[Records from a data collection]

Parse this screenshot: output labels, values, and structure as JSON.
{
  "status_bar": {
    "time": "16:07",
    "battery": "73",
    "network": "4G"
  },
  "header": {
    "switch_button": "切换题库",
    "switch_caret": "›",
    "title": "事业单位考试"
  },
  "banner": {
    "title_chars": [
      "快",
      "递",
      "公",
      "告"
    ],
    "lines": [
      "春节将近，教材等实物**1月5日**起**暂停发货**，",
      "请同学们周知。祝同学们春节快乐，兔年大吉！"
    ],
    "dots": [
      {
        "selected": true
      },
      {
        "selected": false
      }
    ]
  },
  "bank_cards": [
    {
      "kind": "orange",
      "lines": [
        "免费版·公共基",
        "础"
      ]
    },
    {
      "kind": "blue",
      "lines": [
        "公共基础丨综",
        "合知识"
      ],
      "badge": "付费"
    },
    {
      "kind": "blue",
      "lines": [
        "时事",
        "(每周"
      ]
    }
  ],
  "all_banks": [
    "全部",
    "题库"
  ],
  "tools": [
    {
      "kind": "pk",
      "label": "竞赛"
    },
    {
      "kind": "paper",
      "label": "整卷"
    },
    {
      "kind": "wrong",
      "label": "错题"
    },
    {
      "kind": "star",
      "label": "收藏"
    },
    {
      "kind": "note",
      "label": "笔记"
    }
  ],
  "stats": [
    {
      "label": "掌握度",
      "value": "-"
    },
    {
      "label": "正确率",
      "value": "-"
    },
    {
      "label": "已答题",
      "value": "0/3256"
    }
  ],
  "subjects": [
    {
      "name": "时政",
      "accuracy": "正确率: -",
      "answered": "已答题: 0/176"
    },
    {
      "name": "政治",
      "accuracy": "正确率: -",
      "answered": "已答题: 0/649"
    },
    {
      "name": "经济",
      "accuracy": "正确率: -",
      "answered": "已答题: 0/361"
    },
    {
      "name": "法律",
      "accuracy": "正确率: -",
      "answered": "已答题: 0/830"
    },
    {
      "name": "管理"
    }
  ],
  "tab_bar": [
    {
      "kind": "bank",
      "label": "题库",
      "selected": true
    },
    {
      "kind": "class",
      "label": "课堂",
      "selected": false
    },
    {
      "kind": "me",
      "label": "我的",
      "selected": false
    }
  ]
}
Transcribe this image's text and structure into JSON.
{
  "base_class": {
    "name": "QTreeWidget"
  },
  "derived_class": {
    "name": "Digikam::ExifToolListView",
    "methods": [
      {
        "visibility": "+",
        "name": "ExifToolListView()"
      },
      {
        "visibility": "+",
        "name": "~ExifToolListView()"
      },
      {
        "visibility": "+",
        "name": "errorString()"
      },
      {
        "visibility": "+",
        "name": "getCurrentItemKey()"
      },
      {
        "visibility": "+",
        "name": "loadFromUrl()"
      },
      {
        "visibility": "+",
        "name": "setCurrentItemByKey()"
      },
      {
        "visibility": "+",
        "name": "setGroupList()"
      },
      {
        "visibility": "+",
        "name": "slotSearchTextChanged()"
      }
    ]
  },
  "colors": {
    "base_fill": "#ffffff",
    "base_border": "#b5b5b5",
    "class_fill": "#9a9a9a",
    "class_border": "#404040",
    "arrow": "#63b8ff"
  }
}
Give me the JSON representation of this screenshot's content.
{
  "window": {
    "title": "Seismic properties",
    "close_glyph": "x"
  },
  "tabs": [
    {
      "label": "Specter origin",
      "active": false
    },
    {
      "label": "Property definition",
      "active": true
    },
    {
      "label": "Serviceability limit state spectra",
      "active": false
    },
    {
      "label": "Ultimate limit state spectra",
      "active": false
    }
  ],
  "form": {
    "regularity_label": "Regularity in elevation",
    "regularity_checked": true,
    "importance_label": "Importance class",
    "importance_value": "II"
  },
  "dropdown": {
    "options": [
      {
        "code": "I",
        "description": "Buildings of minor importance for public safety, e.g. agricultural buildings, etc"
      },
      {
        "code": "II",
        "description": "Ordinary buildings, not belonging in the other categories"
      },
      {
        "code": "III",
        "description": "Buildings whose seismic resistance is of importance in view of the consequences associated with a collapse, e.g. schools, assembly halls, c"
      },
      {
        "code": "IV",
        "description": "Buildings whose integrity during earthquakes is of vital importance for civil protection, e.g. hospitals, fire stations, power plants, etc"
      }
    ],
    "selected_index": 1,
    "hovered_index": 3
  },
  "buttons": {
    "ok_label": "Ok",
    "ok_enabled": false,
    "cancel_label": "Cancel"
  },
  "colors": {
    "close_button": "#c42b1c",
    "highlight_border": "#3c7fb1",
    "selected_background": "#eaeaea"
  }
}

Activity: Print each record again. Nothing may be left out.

Problem solution:
Parse this screenshot: output labels, values, and structure as JSON.
{
  "status_bar": {
    "time": "16:07",
    "battery": "73",
    "network": "4G"
  },
  "header": {
    "switch_button": "切换题库",
    "switch_caret": "›",
    "title": "事业单位考试"
  },
  "banner": {
    "title_chars": [
      "快",
      "递",
      "公",
      "告"
    ],
    "lines": [
      "春节将近，教材等实物**1月5日**起**暂停发货**，",
      "请同学们周知。祝同学们春节快乐，兔年大吉！"
    ],
    "dots": [
      {
        "selected": true
      },
      {
        "selected": false
      }
    ]
  },
  "bank_cards": [
    {
      "kind": "orange",
      "lines": [
        "免费版·公共基",
        "础"
      ]
    },
    {
      "kind": "blue",
      "lines": [
        "公共基础丨综",
        "合知识"
      ],
      "badge": "付费"
    },
    {
      "kind": "blue",
      "lines": [
        "时事",
        "(每周"
      ]
    }
  ],
  "all_banks": [
    "全部",
    "题库"
  ],
  "tools": [
    {
      "kind": "pk",
      "label": "竞赛"
    },
    {
      "kind": "paper",
      "label": "整卷"
    },
    {
      "kind": "wrong",
      "label": "错题"
    },
    {
      "kind": "star",
      "label": "收藏"
    },
    {
      "kind": "note",
      "label": "笔记"
    }
  ],
  "stats": [
    {
      "label": "掌握度",
      "value": "-"
    },
    {
      "label": "正确率",
      "value": "-"
    },
    {
      "label": "已答题",
      "value": "0/3256"
    }
  ],
  "subjects": [
    {
      "name": "时政",
      "accuracy": "正确率: -",
      "answered": "已答题: 0/176"
    },
    {
      "name": "政治",
      "accuracy": "正确率: -",
      "answered": "已答题: 0/649"
    },
    {
      "name": "经济",
      "accuracy": "正确率: -",
      "answered": "已答题: 0/361"
    },
    {
      "name": "法律",
      "accuracy": "正确率: -",
      "answered": "已答题: 0/830"
    },
    {
      "name": "管理"
    }
  ],
  "tab_bar": [
    {
      "kind": "bank",
      "label": "题库",
      "selected": true
    },
    {
      "kind": "class",
      "label": "课堂",
      "selected": false
    },
    {
      "kind": "me",
      "label": "我的",
      "selected": false
    }
  ]
}
Transcribe this image's text and structure into JSON.
{
  "base_class": {
    "name": "QTreeWidget"
  },
  "derived_class": {
    "name": "Digikam::ExifToolListView",
    "methods": [
      {
        "visibility": "+",
        "name": "ExifToolListView()"
      },
      {
        "visibility": "+",
        "name": "~ExifToolListView()"
      },
      {
        "visibility": "+",
        "name": "errorString()"
      },
      {
        "visibility": "+",
        "name": "getCurrentItemKey()"
      },
      {
        "visibility": "+",
        "name": "loadFromUrl()"
      },
      {
        "visibility": "+",
        "name": "setCurrentItemByKey()"
      },
      {
        "visibility": "+",
        "name": "setGroupList()"
      },
      {
        "visibility": "+",
        "name": "slotSearchTextChanged()"
      }
    ]
  },
  "colors": {
    "base_fill": "#ffffff",
    "base_border": "#b5b5b5",
    "class_fill": "#9a9a9a",
    "class_border": "#404040",
    "arrow": "#63b8ff"
  }
}
Give me the JSON representation of this screenshot's content.
{
  "window": {
    "title": "Seismic properties",
    "close_glyph": "x"
  },
  "tabs": [
    {
      "label": "Specter origin",
      "active": false
    },
    {
      "label": "Property definition",
      "active": true
    },
    {
      "label": "Serviceability limit state spectra",
      "active": false
    },
    {
      "label": "Ultimate limit state spectra",
      "active": false
    }
  ],
  "form": {
    "regularity_label": "Regularity in elevation",
    "regularity_checked": true,
    "importance_label": "Importance class",
    "importance_value": "II"
  },
  "dropdown": {
    "options": [
      {
        "code": "I",
        "description": "Buildings of minor importance for public safety, e.g. agricultural buildings, etc"
      },
      {
        "code": "II",
        "description": "Ordinary buildings, not belonging in the other categories"
      },
      {
        "code": "III",
        "description": "Buildings whose seismic resistance is of importance in view of the consequences associated with a collapse, e.g. schools, assembly halls, c"
      },
      {
        "code": "IV",
        "description": "Buildings whose integrity during earthquakes is of vital importance for civil protection, e.g. hospitals, fire stations, power plants, etc"
      }
    ],
    "selected_index": 1,
    "hovered_index": 3
  },
  "buttons": {
    "ok_label": "Ok",
    "ok_enabled": false,
    "cancel_label": "Cancel"
  },
  "colors": {
    "close_button": "#c42b1c",
    "highlight_border": "#3c7fb1",
    "selected_background": "#eaeaea"
  }
}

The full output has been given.